Work to be completed: Lines with the word "code" are the answer; copy each of them from the data below.

[Dataset items]
======
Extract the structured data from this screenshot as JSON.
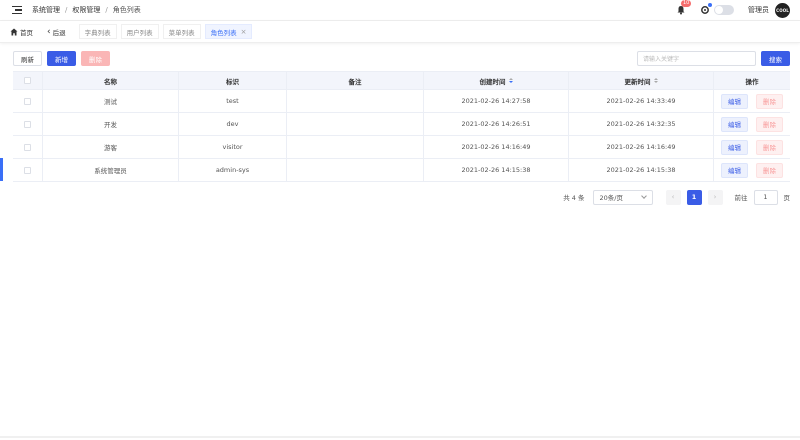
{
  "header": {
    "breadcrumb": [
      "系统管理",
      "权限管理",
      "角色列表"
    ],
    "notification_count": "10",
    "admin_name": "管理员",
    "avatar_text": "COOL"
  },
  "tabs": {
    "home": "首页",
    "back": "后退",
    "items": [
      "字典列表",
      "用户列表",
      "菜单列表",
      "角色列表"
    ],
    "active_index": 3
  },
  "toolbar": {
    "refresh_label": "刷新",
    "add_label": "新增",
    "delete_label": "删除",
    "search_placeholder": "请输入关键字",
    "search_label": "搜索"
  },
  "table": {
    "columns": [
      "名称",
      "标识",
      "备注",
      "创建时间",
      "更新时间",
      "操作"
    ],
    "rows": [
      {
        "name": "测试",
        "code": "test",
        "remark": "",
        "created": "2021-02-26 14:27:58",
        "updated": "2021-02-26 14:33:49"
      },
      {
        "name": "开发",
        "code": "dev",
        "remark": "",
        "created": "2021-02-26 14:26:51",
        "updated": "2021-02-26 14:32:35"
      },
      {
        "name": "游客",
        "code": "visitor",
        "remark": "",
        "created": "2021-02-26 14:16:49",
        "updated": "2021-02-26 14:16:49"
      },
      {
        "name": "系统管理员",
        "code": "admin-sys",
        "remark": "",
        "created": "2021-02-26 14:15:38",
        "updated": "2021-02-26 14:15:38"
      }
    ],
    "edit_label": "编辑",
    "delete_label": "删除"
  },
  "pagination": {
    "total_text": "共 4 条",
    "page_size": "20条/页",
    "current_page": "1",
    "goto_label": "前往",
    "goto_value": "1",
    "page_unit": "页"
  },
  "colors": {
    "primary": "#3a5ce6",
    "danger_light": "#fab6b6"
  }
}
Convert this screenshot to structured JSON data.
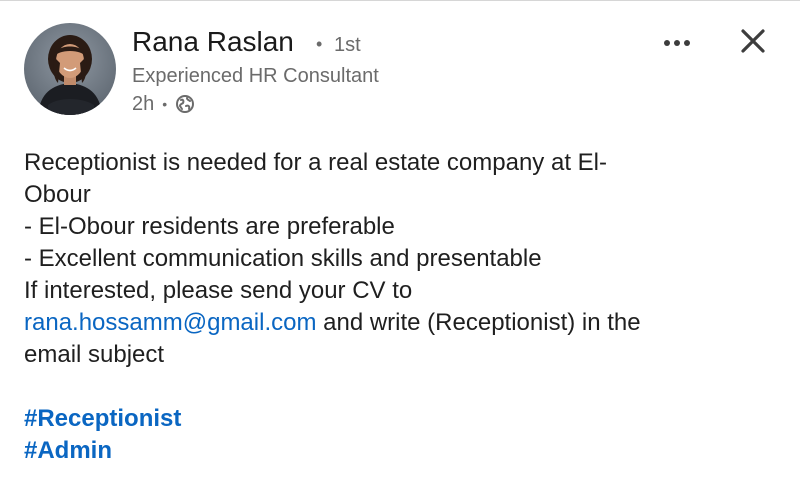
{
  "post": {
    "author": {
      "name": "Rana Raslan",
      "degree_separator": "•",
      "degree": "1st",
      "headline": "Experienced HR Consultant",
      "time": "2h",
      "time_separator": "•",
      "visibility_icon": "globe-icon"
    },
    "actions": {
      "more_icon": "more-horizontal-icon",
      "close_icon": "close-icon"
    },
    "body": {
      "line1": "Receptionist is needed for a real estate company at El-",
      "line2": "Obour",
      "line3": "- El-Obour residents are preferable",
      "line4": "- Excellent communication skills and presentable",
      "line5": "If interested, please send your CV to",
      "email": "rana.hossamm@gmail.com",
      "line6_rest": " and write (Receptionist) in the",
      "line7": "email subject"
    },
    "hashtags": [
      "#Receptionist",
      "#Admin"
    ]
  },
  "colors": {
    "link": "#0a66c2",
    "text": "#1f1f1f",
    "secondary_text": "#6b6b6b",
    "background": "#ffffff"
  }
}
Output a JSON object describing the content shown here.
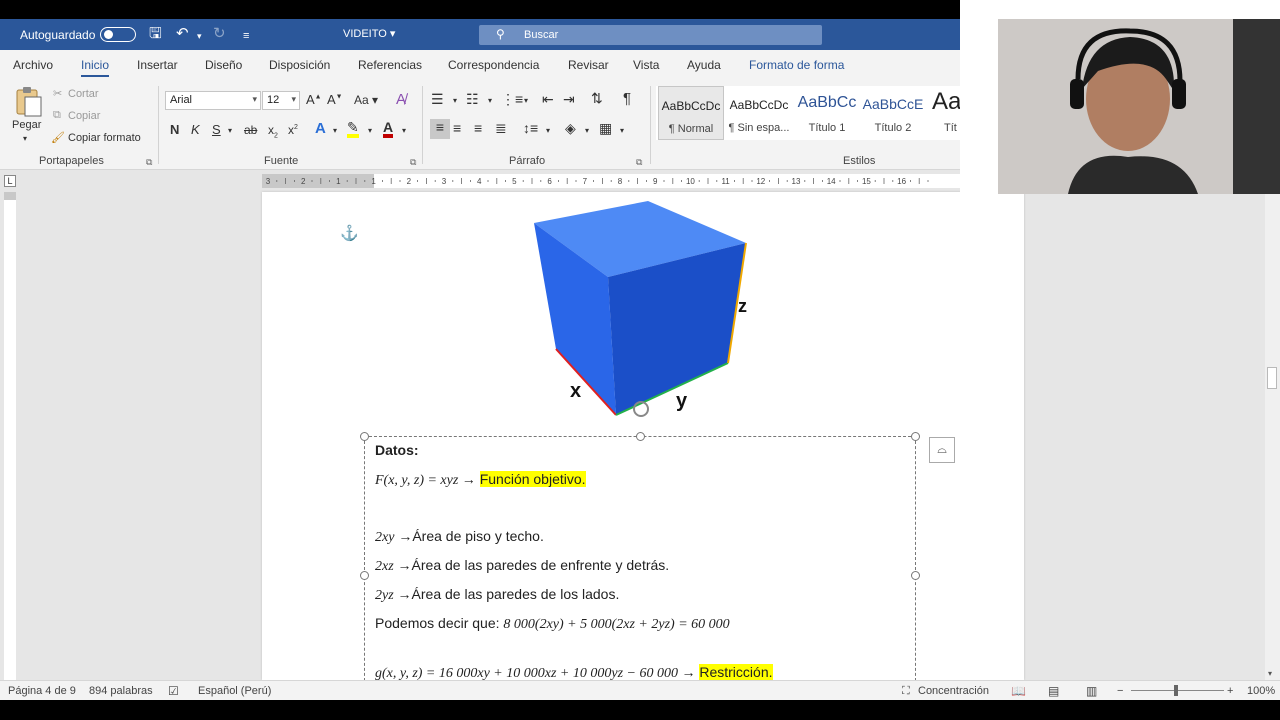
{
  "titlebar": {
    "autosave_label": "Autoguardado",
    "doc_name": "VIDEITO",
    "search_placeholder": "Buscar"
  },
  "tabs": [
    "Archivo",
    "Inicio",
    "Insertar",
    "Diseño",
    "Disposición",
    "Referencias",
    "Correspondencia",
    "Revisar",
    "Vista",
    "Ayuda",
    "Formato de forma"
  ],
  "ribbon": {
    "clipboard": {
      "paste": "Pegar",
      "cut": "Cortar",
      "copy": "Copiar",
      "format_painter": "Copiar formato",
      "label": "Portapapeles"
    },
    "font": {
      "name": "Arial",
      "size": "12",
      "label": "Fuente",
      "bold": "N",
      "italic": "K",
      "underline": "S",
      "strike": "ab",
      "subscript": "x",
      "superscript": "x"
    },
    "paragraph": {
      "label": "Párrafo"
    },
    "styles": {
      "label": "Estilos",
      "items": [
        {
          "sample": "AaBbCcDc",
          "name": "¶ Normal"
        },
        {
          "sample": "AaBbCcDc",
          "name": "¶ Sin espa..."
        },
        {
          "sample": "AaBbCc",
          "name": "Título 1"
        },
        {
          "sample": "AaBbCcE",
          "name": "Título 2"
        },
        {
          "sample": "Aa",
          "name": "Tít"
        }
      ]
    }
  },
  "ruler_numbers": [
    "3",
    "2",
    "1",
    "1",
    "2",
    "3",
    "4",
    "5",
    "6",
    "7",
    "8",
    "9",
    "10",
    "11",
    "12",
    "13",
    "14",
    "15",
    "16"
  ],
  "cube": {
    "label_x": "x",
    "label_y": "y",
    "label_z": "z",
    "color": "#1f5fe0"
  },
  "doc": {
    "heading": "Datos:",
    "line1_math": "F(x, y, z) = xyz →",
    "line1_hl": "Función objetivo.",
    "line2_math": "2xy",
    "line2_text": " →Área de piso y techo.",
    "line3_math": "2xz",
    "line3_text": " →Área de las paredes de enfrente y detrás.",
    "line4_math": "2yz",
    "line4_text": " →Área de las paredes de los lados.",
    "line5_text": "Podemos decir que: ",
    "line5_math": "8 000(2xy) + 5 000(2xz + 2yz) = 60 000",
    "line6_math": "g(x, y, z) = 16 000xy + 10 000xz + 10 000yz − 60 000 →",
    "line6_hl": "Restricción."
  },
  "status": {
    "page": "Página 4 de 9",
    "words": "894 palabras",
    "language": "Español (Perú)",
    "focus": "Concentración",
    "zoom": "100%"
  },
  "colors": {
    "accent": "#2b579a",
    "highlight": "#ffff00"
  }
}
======
Written answer:
        "code": "test",
        "code": "dev",
        "code": "visitor",
        "code": "admin-sys",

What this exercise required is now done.